As Tom Chandler points out, today is the birthday of Edward Abbey, author of The Monkey Wrench Gang which Chandler calls “a groundbreaking novel about four people who sabotage development projects in the desert wilderness,” though I think it’s more about the frustration of the individual in the face of developers destroying our natural places in order to install yet another infestation of McMansions.
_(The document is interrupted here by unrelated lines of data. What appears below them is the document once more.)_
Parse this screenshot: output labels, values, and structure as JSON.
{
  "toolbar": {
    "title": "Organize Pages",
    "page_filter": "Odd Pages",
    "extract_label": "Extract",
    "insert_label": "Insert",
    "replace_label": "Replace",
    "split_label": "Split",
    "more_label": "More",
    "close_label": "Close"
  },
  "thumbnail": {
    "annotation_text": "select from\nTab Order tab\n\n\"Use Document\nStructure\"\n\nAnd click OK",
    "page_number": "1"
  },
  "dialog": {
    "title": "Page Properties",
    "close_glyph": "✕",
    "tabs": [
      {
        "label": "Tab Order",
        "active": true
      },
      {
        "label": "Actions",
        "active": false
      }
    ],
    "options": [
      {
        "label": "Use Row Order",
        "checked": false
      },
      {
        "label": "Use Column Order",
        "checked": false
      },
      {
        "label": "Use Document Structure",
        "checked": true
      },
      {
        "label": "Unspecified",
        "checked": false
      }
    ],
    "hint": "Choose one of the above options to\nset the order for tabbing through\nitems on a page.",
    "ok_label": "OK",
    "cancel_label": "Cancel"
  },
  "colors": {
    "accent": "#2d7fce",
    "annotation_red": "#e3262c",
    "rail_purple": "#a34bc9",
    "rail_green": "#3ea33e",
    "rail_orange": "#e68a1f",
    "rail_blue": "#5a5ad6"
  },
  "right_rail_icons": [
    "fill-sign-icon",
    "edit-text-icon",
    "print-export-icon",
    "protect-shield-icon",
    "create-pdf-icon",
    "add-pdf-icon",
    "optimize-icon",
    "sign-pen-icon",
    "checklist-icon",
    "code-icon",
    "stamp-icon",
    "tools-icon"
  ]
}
A sort of junior Monkey Wrench Gang is a wonderful book called A Heart to the Hawks by Don Moser (also from 1975 — influenced by MWG?), which I’ve written about here before. Sadly, it is (still) out of print, but you can still find used copies occasionally. It’s about a young boy in post-WWII Ohio who spends his free time in a small wood with a pond near his home that becomes threatened by development in the post-war building frenzy. While there are other coming-of-age themes (girls! with boobs!) in the novel, the boy learns a lot about monkey-wrenching and how maybe it’s not the best method of protest, and while I can’t always condone monkey-wrenching, there are other, more effective and less controversial methods of channeling the monkey-wrenching impulse into saving our wild places.
This book instilled in me a love of the outdoors and a desire to protect it as well as anything else in my life. I didn’t encounter Abbey’s books until I was an adult, but AHTTH served much the same purpose for me.